I’ve always been a dreamer. If I didn’t want to be a famous actor then I wanted to be a famous concert violinist. If I didn’t want to be a famous concert violinist then I wanted to be a famous writer/pop culture personality. The thing is, dreams are about escape, ditching the present in favor of a much more glamorous and promising future. But there’s a difference between imagining a future and actually grabbing that future by the nut sac and making it yours, now.
I’m in Berlin chilling in an apartment I’m sharing with an interesting German guy and I can’t believe I’m here. I couldn’t believe I was here when I arrived Wednesday and was hot and sweaty, lugging all my stuff on my back and my chest, thinking to myself, “Wow, I’m here.” It was a pretty sentimental moment for me because I was living in Paris last summer, a life choice that had irreversible financial and relationship-based consequences, and I made a quick trip to Berlin for research and told myself I would be back for an extended period of time.
As I rolled down the Karl Marx Allee to check into my room for the month I suddenly realized that all the dreams I set out for myself have come true. I’m a real writer now, meaning that people know my stuff and send me kind and mean emails and that I get paid for writing things and people recognize me on Grindr. When I was younger I always told myself I would go to an Ivy League school and I did. I always wanted to travel the world and I have. Just last week I went on a work trip to Portugal, a place I never thought I’d be able to visit. I always wanted to live in London and I do. Even before I landed in graduate school I knew I wanted to write fun books about pop culture and that’s what I’m doing. I always wanted to do creative things and have a job that would allow me to do be myself and that’s what I’ve got.
It’s an odd thing to realize that most of the dreams and goals you’ve set have actually come true, particularly when you’re not the kind of person who is supposed to have great opportunities thrown your way. I’m a proud, queeny black gay male in a world where whiteness is key, where masculinity is prized, and where nobody thinks you have anything exciting to say because you’re a queeny black gay male. But honey, I’ll wear these sequins and I’ll wear my earrings and I’ll paint my nails and I’ll sashay if I feel like it.
I used to envy people who grew up rich, and when I say “rich” I mean rich rich. But the thing is, when you’re rich you have the whole world open to you because having money is often akin to being above the rules and have access to almost everything. That’s what Bret Easton Ellis novels are all about—a bunch of rich, white teenagers doing whatever they want to do because they’re rich. You don’t necessarily have to fight as hard, not that some rich people don’t work hard or earn their keep.
But there’s something about coming from an unprivileged background and setting up goals and dreams for yourself and making sure they come true. Any goal I’ve achieved is the direct result of wanting my voice to be heard, my queeny black gay voice.
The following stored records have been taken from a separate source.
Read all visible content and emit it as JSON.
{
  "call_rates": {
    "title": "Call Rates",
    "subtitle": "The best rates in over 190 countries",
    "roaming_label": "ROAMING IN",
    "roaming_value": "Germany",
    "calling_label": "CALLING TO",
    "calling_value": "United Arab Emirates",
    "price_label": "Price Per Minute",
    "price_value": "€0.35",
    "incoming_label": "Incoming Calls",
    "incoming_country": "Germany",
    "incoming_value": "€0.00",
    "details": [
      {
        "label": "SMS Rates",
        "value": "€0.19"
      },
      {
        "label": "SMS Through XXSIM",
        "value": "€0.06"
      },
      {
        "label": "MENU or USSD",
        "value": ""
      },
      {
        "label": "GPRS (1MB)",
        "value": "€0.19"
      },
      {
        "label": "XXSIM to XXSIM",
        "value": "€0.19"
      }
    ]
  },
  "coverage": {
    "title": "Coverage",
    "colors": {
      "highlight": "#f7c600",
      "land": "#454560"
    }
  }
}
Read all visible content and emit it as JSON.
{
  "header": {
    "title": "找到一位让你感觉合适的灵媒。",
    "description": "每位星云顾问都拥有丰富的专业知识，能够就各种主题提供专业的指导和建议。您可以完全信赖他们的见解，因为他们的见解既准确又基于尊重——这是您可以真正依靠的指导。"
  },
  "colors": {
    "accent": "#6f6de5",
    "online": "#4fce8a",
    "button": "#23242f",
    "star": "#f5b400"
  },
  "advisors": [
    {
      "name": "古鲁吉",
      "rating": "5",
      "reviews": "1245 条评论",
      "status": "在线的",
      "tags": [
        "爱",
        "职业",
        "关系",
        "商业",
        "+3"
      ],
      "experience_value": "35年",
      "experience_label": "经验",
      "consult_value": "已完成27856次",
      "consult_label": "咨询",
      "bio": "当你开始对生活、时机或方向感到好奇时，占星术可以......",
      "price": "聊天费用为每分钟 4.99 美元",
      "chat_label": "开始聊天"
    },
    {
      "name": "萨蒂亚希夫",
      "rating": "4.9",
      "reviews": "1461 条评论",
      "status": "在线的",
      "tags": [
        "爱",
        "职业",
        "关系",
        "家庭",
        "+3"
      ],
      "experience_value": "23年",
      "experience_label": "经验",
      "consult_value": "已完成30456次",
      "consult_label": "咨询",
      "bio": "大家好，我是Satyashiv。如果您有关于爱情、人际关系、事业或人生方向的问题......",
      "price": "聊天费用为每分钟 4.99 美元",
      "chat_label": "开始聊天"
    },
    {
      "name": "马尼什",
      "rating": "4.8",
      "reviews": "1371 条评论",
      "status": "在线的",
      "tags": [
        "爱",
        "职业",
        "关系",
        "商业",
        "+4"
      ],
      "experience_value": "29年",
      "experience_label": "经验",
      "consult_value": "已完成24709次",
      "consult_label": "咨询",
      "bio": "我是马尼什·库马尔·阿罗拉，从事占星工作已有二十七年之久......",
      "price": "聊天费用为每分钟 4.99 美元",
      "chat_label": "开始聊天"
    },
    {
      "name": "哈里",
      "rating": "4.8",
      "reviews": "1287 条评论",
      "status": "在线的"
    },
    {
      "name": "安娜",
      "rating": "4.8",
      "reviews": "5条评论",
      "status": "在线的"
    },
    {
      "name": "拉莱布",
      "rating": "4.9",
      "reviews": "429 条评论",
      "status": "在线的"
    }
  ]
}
My grandmother used to drive the city bus in St. Louis, Missouri. It wasn’t what she aspired to do, but it gave her a way to provide for her family and to take little trips and buy herself nice things. Grandma Moore always wanted the best for me and told me that I could do anything I put my mind to, that I had to be 10 times better than white people to even be able to compete on their level. I had to be10 times better than them just to be average. It’s wise advice, advice every brown child has been given by an elder, and it’s a pretty aspirational thing to say to your grandchild especially when you didn’t necessarily grow up rich.
All my life I’ve inhabited spaces I’m not technically supposed to be in, places that weren’t built for my queeny black gay ass. But every step I take and every goal I reach is a step towards making sure my voice is heard. People don’t shape you. You shape you.
That’s the dream.
—Follow Madison Moore on Twitter: @popgazm